Athens, Ga. – The University of Georgia has lowered its water usage by 28 percent over the past year, and the university has saved more than $250,000 through conservation and cost-cutting measures and the enthusiastic cooperation of faculty, staff and students.
Less than 12 months after a special water conservation task force called for “serious water-saving measures” to combat a severe drought, UGA has cut water usage by 90 million gallons, according to new data from the Physical Plant Division, which is primarily responsible for water conservation efforts.
Usage is down in virtually every area of campus operations but most spectacularly in research functions where consumption has dropped by one-third, or 52 million gallons.
The task force, composed of faculty, staff, students and administrators, was created in October 2007 as Athens withered under one of the worst droughts in recent history. Six weeks later the group issued a report calling on UGA-Clarke County’s largest water user with an annual consumption of 564 million gallons-to reduce short-term use by as much as 25 percent without seriously harming teaching and research. The report also recommended developing strategies for long-range conservation and steps to increase UGA’s water supply now and in the future.
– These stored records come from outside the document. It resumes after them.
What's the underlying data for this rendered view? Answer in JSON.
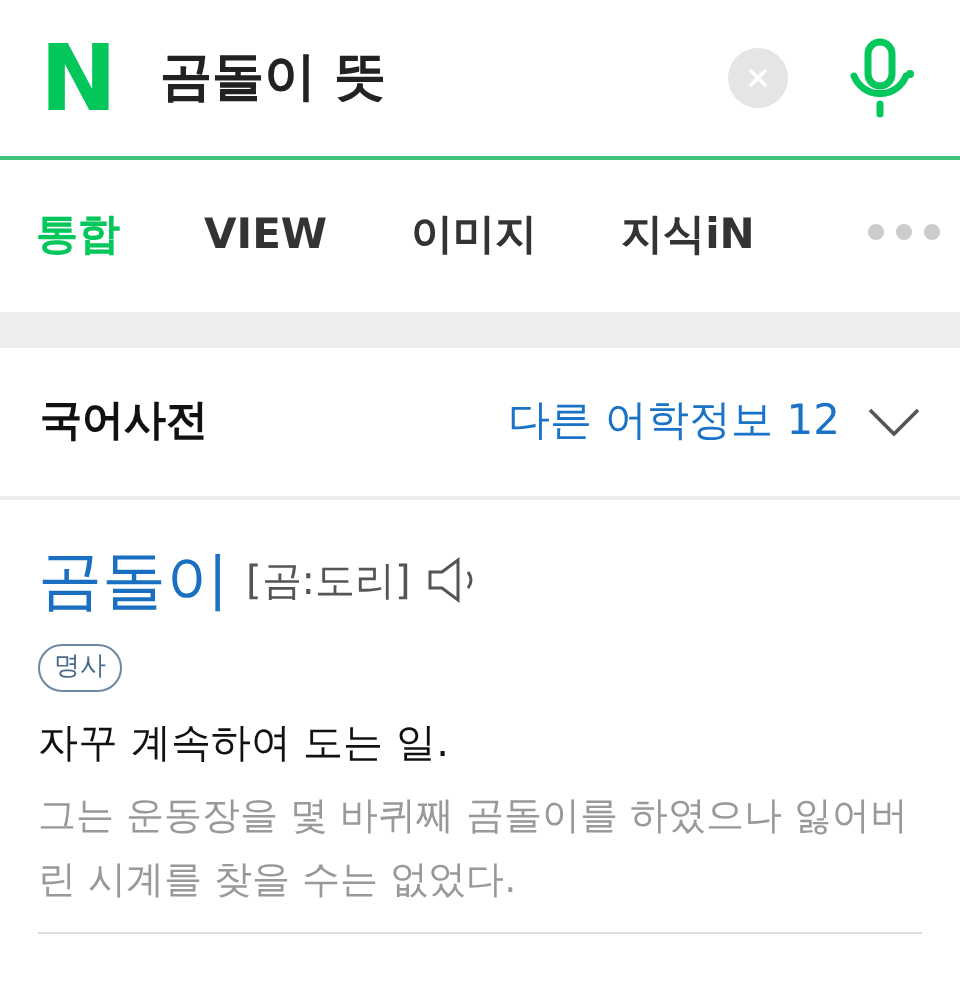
{
  "search": {
    "logo": "N",
    "query": "곰돌이 뜻"
  },
  "tabs": [
    {
      "label": "통합",
      "selected": true
    },
    {
      "label": "VIEW",
      "selected": false
    },
    {
      "label": "이미지",
      "selected": false
    },
    {
      "label": "지식iN",
      "selected": false
    }
  ],
  "dictionary": {
    "title": "국어사전",
    "more_link": "다른 어학정보 12",
    "entry": {
      "word": "곰돌이",
      "pronunciation": "[곰:도리]",
      "part_of_speech": "명사",
      "definition": "자꾸 계속하여 도는 일.",
      "example": "그는 운동장을 몇 바퀴째 곰돌이를 하였으나 잃어버린 시계를 찾을 수는 없었다."
    }
  }
}
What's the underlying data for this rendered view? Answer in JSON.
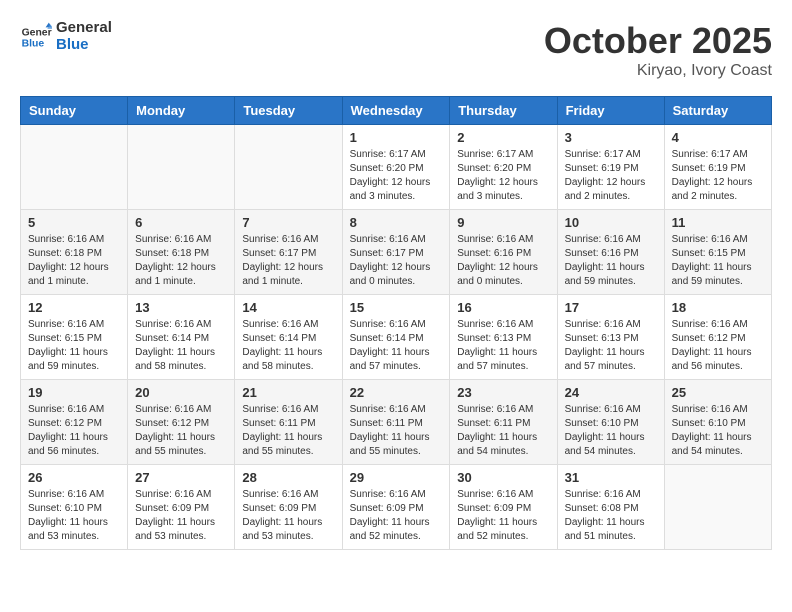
{
  "header": {
    "logo_line1": "General",
    "logo_line2": "Blue",
    "month": "October 2025",
    "location": "Kiryao, Ivory Coast"
  },
  "weekdays": [
    "Sunday",
    "Monday",
    "Tuesday",
    "Wednesday",
    "Thursday",
    "Friday",
    "Saturday"
  ],
  "weeks": [
    [
      {
        "day": "",
        "info": ""
      },
      {
        "day": "",
        "info": ""
      },
      {
        "day": "",
        "info": ""
      },
      {
        "day": "1",
        "info": "Sunrise: 6:17 AM\nSunset: 6:20 PM\nDaylight: 12 hours and 3 minutes."
      },
      {
        "day": "2",
        "info": "Sunrise: 6:17 AM\nSunset: 6:20 PM\nDaylight: 12 hours and 3 minutes."
      },
      {
        "day": "3",
        "info": "Sunrise: 6:17 AM\nSunset: 6:19 PM\nDaylight: 12 hours and 2 minutes."
      },
      {
        "day": "4",
        "info": "Sunrise: 6:17 AM\nSunset: 6:19 PM\nDaylight: 12 hours and 2 minutes."
      }
    ],
    [
      {
        "day": "5",
        "info": "Sunrise: 6:16 AM\nSunset: 6:18 PM\nDaylight: 12 hours and 1 minute."
      },
      {
        "day": "6",
        "info": "Sunrise: 6:16 AM\nSunset: 6:18 PM\nDaylight: 12 hours and 1 minute."
      },
      {
        "day": "7",
        "info": "Sunrise: 6:16 AM\nSunset: 6:17 PM\nDaylight: 12 hours and 1 minute."
      },
      {
        "day": "8",
        "info": "Sunrise: 6:16 AM\nSunset: 6:17 PM\nDaylight: 12 hours and 0 minutes."
      },
      {
        "day": "9",
        "info": "Sunrise: 6:16 AM\nSunset: 6:16 PM\nDaylight: 12 hours and 0 minutes."
      },
      {
        "day": "10",
        "info": "Sunrise: 6:16 AM\nSunset: 6:16 PM\nDaylight: 11 hours and 59 minutes."
      },
      {
        "day": "11",
        "info": "Sunrise: 6:16 AM\nSunset: 6:15 PM\nDaylight: 11 hours and 59 minutes."
      }
    ],
    [
      {
        "day": "12",
        "info": "Sunrise: 6:16 AM\nSunset: 6:15 PM\nDaylight: 11 hours and 59 minutes."
      },
      {
        "day": "13",
        "info": "Sunrise: 6:16 AM\nSunset: 6:14 PM\nDaylight: 11 hours and 58 minutes."
      },
      {
        "day": "14",
        "info": "Sunrise: 6:16 AM\nSunset: 6:14 PM\nDaylight: 11 hours and 58 minutes."
      },
      {
        "day": "15",
        "info": "Sunrise: 6:16 AM\nSunset: 6:14 PM\nDaylight: 11 hours and 57 minutes."
      },
      {
        "day": "16",
        "info": "Sunrise: 6:16 AM\nSunset: 6:13 PM\nDaylight: 11 hours and 57 minutes."
      },
      {
        "day": "17",
        "info": "Sunrise: 6:16 AM\nSunset: 6:13 PM\nDaylight: 11 hours and 57 minutes."
      },
      {
        "day": "18",
        "info": "Sunrise: 6:16 AM\nSunset: 6:12 PM\nDaylight: 11 hours and 56 minutes."
      }
    ],
    [
      {
        "day": "19",
        "info": "Sunrise: 6:16 AM\nSunset: 6:12 PM\nDaylight: 11 hours and 56 minutes."
      },
      {
        "day": "20",
        "info": "Sunrise: 6:16 AM\nSunset: 6:12 PM\nDaylight: 11 hours and 55 minutes."
      },
      {
        "day": "21",
        "info": "Sunrise: 6:16 AM\nSunset: 6:11 PM\nDaylight: 11 hours and 55 minutes."
      },
      {
        "day": "22",
        "info": "Sunrise: 6:16 AM\nSunset: 6:11 PM\nDaylight: 11 hours and 55 minutes."
      },
      {
        "day": "23",
        "info": "Sunrise: 6:16 AM\nSunset: 6:11 PM\nDaylight: 11 hours and 54 minutes."
      },
      {
        "day": "24",
        "info": "Sunrise: 6:16 AM\nSunset: 6:10 PM\nDaylight: 11 hours and 54 minutes."
      },
      {
        "day": "25",
        "info": "Sunrise: 6:16 AM\nSunset: 6:10 PM\nDaylight: 11 hours and 54 minutes."
      }
    ],
    [
      {
        "day": "26",
        "info": "Sunrise: 6:16 AM\nSunset: 6:10 PM\nDaylight: 11 hours and 53 minutes."
      },
      {
        "day": "27",
        "info": "Sunrise: 6:16 AM\nSunset: 6:09 PM\nDaylight: 11 hours and 53 minutes."
      },
      {
        "day": "28",
        "info": "Sunrise: 6:16 AM\nSunset: 6:09 PM\nDaylight: 11 hours and 53 minutes."
      },
      {
        "day": "29",
        "info": "Sunrise: 6:16 AM\nSunset: 6:09 PM\nDaylight: 11 hours and 52 minutes."
      },
      {
        "day": "30",
        "info": "Sunrise: 6:16 AM\nSunset: 6:09 PM\nDaylight: 11 hours and 52 minutes."
      },
      {
        "day": "31",
        "info": "Sunrise: 6:16 AM\nSunset: 6:08 PM\nDaylight: 11 hours and 51 minutes."
      },
      {
        "day": "",
        "info": ""
      }
    ]
  ]
}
Since last November, water usage for instructional purposes is down from 72 million gallons to 57 million gallons and usage in residence halls is down from 64 million gallons to about 56 million gallons, according to the physical plant data.
Usage for irrigation purposes fell from 13 million gallons to zero as physical plant stopped almost all outdoor irrigation and researchers in greenhouses ceased automated watering, lowering greenhouse water usage by 6.7 million gallons.
But the greatest savings are in research functions, which consumed 31 percent of campus water, highest at the university. Research usage plummeted from more than 160 million gallons to about 110 million gallons.
UGA’s total 28 percent reduction far exceeds Gov. Sonny Perdue’s order last October that state-owned facilities cut water use by 10-15 percent, and also surpasses Clarke County’s 20 percent reduction goal.
Physical plant officials attribute the success mainly to aggressive implementation of water-saving measures throughout campus and widespread support for the “Every Drop Counts” public awareness campaign.
“The work (of the task force) created tremendous public awareness of the critical drought situation and served as an impetus for personal water conservation activities on the campus,” said Ralph Johnson, associate vice president for the physical plant. “The savings were achieved through the collective efforts of faculty, staff and students taking personal responsibility for campus water use as well as by equipment upgrades and retrofits accomplished by the physical plant.”
Johnson said that even before the task force report was finalized, physical plant moved several water-saving projects that had been on the “back burner” to the top of the priority list. One project involved changing the way tap water is used to cool refrigeration compressors and other equipment in research labs in the Miller Plant Sciences Building and the biological sciences building.
The change, which reconfigured the use of inexpensive but inefficient devices called “once-through” cooling units, led to an average savings of 1.25 million gallons of water a month in the plant sciences building alone.
Physical plant also replaced 1,500 toilets, 500 urinals and 2,000 faucet aerators in instructional building rest rooms with water-saving fixtures. Those retrofits are projected to save 30 million gallons of water annually.
And, 63 water meters were installed on cooling towers in campus buildings to enable physical plant to better measure water usage and detect and immediately repair control malfunctions-steps that potentially could avert the loss of hundreds of gallons of water per hour.
Other water-saving measures include replacing shower heads and toilets in residence halls with low-flow devices, repairing leaking pipes and fixtures in campus buildings and using captured rainwater and better mulching for high-priority planted areas.
The other major key to reduced water consumption, Johnson said, was the enthusiastic buy-in by faculty, staff and students for the “Every Drop Counts” campaign, which not only educated people about the necessity of saving water but also got them actively involved.
A Web site that provided daily water-saving tips and invited additional suggestions and ideas brought in more than 115 responses. A hotline for reporting water leaks and wasteful practices brought in so many complaints about toilets with overly sensitive automatic flushing mechanisms that physical plant deactivated the mechanisms on 150 commodes.
The campus was plastered with posters, stickers, buttons and magnets encouraging such action as turning off water while washing hands. The Residence Hall Association encouraged students to take shorter showers and turn off water while brushing teeth. The Ramsey Student Center provided hand sanitizer as an alternative to washing. The Georgia Center for Continuing Education stopped daily washing of linens, and the center’s restaurant stopped serving water except on request.
Even athletics got involved. Athletic programs cut their water use by 39 percent for the year. Several head coaches made public service announcements about water conservation and at a football game, a row of male fans spelled out “CONSERVE WATER” in red and black paint across their backs.
Johnson said that although drought conditions have eased a bit over the last year, water conservation is still essential.
“The key issue going forward is to continue making water efficiency improvements even during times of abundant water supply, which we hope will return soon,” he said. “In this way, UGA will be much better when-not if-the next drought occurs.”